Your instructions: Take from the records below each line that holds "data".

Exercise material:
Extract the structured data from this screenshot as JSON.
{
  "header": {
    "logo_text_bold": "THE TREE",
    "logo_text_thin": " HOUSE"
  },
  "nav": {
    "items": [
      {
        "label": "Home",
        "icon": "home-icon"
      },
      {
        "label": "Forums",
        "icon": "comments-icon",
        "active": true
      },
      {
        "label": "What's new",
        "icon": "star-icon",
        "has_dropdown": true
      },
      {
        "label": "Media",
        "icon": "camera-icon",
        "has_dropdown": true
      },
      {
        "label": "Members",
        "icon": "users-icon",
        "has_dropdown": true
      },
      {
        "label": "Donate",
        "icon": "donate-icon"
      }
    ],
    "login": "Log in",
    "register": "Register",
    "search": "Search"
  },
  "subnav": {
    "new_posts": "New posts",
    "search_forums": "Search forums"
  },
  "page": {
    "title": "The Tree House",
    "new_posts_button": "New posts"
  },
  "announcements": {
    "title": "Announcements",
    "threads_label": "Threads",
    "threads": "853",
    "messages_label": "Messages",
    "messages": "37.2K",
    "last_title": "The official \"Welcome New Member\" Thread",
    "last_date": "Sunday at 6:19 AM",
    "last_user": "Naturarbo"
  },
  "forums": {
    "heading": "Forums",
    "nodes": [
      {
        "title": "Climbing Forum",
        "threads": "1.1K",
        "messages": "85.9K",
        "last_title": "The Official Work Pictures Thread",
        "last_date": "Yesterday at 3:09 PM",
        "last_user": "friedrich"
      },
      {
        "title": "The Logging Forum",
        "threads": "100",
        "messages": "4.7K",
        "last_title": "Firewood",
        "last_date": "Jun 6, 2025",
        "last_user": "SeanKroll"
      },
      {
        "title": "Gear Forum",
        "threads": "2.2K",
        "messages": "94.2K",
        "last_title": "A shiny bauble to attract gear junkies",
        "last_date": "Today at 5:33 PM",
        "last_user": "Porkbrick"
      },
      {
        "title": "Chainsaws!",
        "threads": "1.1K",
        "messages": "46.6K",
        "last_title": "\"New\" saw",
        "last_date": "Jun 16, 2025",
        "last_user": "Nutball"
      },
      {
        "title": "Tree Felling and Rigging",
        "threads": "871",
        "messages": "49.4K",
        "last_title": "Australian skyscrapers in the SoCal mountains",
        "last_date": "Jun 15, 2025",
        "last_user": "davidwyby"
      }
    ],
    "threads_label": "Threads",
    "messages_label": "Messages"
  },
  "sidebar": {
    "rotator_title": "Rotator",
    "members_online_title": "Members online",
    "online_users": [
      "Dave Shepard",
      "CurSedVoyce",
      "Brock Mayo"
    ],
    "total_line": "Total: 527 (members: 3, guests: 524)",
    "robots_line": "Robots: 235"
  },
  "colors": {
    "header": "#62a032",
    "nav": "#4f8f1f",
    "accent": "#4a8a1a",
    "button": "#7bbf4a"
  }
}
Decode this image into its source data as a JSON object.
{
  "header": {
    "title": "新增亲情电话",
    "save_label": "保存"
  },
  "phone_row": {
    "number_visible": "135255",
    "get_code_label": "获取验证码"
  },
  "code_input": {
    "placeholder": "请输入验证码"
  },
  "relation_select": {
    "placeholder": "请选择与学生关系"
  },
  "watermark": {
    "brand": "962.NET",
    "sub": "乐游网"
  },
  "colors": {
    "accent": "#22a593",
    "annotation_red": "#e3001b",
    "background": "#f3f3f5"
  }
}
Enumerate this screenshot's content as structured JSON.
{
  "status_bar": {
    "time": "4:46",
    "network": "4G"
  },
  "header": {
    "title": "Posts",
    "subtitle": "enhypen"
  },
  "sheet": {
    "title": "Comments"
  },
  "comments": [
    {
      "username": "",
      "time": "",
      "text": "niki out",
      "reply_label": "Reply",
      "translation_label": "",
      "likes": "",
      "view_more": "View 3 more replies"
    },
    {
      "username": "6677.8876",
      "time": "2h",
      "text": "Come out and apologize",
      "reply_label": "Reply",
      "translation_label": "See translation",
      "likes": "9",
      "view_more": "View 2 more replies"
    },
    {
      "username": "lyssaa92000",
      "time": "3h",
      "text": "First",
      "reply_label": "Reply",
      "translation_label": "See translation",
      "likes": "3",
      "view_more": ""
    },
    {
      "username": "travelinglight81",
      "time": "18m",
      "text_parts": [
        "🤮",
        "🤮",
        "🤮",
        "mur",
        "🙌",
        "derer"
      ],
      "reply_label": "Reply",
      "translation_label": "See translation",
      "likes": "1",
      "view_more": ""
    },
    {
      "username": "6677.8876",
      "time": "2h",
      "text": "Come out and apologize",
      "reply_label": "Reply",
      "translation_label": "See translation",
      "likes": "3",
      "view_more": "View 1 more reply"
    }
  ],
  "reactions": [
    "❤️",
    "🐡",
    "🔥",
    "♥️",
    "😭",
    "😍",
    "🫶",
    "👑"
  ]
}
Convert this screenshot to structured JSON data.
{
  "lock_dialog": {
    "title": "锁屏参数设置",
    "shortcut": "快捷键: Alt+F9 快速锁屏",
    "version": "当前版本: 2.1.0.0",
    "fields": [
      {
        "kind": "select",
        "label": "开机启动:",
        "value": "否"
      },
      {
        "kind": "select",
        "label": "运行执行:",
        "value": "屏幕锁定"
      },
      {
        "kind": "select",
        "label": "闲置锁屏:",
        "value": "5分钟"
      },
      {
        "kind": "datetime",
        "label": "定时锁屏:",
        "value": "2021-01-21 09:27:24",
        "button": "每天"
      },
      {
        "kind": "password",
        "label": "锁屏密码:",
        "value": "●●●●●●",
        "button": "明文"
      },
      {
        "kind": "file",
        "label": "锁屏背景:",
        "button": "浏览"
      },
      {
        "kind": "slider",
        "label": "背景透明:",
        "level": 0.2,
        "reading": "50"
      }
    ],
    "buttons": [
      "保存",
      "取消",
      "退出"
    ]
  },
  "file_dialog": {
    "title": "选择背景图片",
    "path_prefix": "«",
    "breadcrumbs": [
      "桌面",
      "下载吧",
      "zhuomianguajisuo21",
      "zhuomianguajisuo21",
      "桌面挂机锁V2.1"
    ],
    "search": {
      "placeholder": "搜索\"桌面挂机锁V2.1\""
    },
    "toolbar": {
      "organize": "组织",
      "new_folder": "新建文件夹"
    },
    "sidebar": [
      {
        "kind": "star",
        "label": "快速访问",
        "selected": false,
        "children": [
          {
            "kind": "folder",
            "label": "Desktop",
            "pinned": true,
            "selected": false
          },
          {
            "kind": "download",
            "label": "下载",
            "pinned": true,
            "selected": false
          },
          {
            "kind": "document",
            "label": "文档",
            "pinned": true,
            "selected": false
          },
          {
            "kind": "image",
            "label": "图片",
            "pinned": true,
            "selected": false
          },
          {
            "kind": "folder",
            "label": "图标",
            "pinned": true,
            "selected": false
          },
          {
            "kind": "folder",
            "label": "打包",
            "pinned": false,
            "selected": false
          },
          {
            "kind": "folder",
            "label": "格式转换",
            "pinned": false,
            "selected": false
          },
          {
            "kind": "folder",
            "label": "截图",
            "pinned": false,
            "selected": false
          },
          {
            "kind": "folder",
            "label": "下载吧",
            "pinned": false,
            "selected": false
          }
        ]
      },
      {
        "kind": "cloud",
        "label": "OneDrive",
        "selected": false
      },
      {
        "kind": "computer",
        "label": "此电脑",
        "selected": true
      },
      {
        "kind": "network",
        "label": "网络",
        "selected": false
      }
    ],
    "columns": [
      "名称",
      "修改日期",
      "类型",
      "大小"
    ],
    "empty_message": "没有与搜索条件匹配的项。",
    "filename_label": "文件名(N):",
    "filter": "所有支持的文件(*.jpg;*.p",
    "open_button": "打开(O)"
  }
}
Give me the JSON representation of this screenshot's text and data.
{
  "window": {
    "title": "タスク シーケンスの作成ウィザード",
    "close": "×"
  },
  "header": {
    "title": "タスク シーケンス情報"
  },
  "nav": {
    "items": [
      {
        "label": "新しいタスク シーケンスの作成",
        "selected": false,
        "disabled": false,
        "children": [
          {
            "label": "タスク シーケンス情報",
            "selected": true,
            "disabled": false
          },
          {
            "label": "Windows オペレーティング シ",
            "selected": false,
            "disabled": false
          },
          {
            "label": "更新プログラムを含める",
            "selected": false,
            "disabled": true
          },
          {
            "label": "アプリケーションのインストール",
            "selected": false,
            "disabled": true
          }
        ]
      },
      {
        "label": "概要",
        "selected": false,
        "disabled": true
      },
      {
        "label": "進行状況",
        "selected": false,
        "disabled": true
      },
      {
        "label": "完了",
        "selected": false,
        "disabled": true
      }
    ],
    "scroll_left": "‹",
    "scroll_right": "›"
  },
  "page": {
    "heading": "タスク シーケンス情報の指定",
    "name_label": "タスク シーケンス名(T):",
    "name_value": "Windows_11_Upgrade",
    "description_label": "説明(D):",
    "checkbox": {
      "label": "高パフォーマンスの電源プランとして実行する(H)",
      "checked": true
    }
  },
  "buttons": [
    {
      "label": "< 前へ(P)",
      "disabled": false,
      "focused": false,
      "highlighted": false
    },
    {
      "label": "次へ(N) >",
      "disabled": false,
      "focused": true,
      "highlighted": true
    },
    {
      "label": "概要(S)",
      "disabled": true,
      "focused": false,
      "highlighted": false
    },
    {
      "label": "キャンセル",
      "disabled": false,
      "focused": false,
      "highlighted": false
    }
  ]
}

Output:
Extract the structured data from this screenshot as JSON.
Decode this image into its source data as a JSON object.
Convert this screenshot to structured JSON data.
Give me the JSON representation of this screenshot's text and data.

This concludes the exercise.